Excerpts from an interface dataset

::::::::::

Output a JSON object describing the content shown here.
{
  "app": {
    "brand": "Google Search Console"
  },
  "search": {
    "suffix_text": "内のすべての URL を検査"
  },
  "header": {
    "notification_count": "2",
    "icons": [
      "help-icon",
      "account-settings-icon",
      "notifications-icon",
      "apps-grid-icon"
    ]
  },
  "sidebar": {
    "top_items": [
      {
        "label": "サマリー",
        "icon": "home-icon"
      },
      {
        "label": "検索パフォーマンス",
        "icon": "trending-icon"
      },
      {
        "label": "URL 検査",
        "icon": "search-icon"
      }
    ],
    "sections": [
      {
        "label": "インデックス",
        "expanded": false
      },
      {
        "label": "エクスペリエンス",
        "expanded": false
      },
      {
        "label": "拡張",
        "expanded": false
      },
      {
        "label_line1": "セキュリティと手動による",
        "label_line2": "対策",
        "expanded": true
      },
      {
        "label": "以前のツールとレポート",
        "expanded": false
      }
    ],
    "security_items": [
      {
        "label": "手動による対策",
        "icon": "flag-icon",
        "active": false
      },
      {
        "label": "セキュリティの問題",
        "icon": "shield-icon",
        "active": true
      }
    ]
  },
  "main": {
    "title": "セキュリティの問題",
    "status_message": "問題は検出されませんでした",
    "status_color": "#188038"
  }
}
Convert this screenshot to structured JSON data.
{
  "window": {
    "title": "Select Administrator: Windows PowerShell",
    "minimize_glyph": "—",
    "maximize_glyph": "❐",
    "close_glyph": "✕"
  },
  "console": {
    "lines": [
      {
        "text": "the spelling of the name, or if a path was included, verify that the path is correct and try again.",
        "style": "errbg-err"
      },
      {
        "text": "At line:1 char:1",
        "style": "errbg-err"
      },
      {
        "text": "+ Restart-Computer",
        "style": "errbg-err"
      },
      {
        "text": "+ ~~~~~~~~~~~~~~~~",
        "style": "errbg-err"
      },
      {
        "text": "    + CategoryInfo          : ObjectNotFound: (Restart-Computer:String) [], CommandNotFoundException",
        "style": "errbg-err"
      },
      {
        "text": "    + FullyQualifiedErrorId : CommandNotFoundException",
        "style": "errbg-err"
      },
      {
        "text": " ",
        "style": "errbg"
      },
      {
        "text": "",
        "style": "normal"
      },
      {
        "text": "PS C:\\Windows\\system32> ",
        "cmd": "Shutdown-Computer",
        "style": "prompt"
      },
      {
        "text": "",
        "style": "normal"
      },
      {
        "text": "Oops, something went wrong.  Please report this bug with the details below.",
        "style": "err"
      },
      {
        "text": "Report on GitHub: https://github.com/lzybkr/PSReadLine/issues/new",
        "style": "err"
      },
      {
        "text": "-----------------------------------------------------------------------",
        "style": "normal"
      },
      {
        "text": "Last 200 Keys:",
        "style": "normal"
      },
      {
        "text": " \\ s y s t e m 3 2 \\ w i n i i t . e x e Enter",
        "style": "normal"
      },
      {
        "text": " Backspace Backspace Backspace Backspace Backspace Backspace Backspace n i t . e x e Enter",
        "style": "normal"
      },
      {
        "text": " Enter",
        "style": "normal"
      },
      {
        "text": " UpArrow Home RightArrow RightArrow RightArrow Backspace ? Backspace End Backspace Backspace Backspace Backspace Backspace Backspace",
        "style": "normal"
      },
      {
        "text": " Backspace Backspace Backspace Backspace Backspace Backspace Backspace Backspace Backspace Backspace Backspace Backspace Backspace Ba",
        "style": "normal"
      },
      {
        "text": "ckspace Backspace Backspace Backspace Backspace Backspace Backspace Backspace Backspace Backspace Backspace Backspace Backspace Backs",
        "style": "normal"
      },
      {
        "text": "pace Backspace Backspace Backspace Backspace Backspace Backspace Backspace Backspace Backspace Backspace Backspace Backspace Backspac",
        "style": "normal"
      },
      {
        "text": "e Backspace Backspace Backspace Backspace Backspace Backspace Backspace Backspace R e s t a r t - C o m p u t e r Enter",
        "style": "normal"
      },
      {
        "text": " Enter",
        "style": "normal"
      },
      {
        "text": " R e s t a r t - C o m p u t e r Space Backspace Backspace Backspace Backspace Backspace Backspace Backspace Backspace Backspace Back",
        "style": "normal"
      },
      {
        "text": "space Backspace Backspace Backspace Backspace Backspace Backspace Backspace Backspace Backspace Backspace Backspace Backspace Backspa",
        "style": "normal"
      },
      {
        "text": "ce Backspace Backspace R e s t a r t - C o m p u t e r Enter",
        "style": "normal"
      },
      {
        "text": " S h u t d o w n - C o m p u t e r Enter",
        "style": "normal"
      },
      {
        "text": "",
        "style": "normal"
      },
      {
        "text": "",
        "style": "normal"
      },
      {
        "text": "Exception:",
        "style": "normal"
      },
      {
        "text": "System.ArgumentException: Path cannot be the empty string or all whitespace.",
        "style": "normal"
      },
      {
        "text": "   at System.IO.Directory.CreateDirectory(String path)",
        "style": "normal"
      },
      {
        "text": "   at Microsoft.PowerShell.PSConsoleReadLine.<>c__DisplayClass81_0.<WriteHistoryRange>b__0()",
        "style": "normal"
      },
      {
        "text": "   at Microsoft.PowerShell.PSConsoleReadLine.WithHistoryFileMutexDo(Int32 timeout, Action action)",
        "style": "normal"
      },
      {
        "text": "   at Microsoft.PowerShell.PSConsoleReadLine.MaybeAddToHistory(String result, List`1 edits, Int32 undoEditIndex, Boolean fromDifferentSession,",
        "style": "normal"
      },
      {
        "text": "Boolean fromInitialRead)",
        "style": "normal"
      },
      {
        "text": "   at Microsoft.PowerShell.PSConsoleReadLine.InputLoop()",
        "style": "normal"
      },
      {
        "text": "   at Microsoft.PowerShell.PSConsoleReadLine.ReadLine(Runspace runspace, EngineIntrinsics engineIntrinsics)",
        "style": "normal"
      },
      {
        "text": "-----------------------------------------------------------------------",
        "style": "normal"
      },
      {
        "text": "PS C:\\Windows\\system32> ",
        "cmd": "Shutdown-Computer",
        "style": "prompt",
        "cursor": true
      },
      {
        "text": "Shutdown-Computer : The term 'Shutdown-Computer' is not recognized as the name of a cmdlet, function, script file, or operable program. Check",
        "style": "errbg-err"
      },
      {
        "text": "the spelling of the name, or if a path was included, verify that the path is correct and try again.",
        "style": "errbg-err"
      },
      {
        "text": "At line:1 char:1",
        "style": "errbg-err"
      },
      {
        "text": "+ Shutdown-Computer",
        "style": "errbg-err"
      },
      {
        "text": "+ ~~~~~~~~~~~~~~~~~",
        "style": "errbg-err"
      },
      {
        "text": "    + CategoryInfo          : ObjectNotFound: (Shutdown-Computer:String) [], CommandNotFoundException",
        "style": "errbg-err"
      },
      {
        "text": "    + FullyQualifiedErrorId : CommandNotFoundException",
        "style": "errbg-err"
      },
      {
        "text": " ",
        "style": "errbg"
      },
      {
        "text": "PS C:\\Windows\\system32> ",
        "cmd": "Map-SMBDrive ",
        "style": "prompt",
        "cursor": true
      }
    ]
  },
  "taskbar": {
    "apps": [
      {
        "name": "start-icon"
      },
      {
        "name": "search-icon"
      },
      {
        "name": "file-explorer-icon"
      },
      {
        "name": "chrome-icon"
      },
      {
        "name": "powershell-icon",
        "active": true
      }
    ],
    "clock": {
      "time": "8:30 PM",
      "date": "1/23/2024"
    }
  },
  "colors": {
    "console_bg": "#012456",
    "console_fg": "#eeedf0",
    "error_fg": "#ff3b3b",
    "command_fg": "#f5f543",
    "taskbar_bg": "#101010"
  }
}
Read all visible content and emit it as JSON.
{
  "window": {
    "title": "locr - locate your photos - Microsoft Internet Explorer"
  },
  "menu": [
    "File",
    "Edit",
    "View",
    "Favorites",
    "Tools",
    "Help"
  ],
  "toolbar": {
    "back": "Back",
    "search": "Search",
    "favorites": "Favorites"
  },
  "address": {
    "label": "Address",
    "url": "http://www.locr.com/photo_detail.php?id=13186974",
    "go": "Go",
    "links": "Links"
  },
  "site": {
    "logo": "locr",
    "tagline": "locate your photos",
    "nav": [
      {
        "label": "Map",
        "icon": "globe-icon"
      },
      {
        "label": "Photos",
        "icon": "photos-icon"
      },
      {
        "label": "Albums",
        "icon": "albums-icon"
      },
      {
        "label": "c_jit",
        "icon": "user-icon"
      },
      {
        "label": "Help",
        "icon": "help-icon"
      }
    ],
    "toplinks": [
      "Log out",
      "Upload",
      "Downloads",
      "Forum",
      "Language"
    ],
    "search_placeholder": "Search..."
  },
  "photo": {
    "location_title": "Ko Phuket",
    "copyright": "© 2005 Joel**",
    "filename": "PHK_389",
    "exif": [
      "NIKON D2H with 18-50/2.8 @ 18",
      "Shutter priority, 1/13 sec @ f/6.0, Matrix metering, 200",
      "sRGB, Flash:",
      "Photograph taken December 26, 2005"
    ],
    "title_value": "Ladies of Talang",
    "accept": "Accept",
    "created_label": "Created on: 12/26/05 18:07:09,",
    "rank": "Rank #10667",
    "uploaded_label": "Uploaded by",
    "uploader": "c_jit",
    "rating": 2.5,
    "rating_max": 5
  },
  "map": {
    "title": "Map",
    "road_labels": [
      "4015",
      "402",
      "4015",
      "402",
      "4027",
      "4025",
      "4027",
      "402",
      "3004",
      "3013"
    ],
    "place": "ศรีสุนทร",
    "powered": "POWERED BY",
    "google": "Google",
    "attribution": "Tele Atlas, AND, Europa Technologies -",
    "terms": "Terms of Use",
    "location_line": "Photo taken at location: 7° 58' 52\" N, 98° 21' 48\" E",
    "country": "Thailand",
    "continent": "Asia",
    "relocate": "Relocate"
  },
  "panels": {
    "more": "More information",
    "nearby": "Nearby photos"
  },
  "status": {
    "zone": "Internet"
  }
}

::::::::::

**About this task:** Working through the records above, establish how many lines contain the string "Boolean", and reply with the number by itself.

**Solution to the exercise:** 2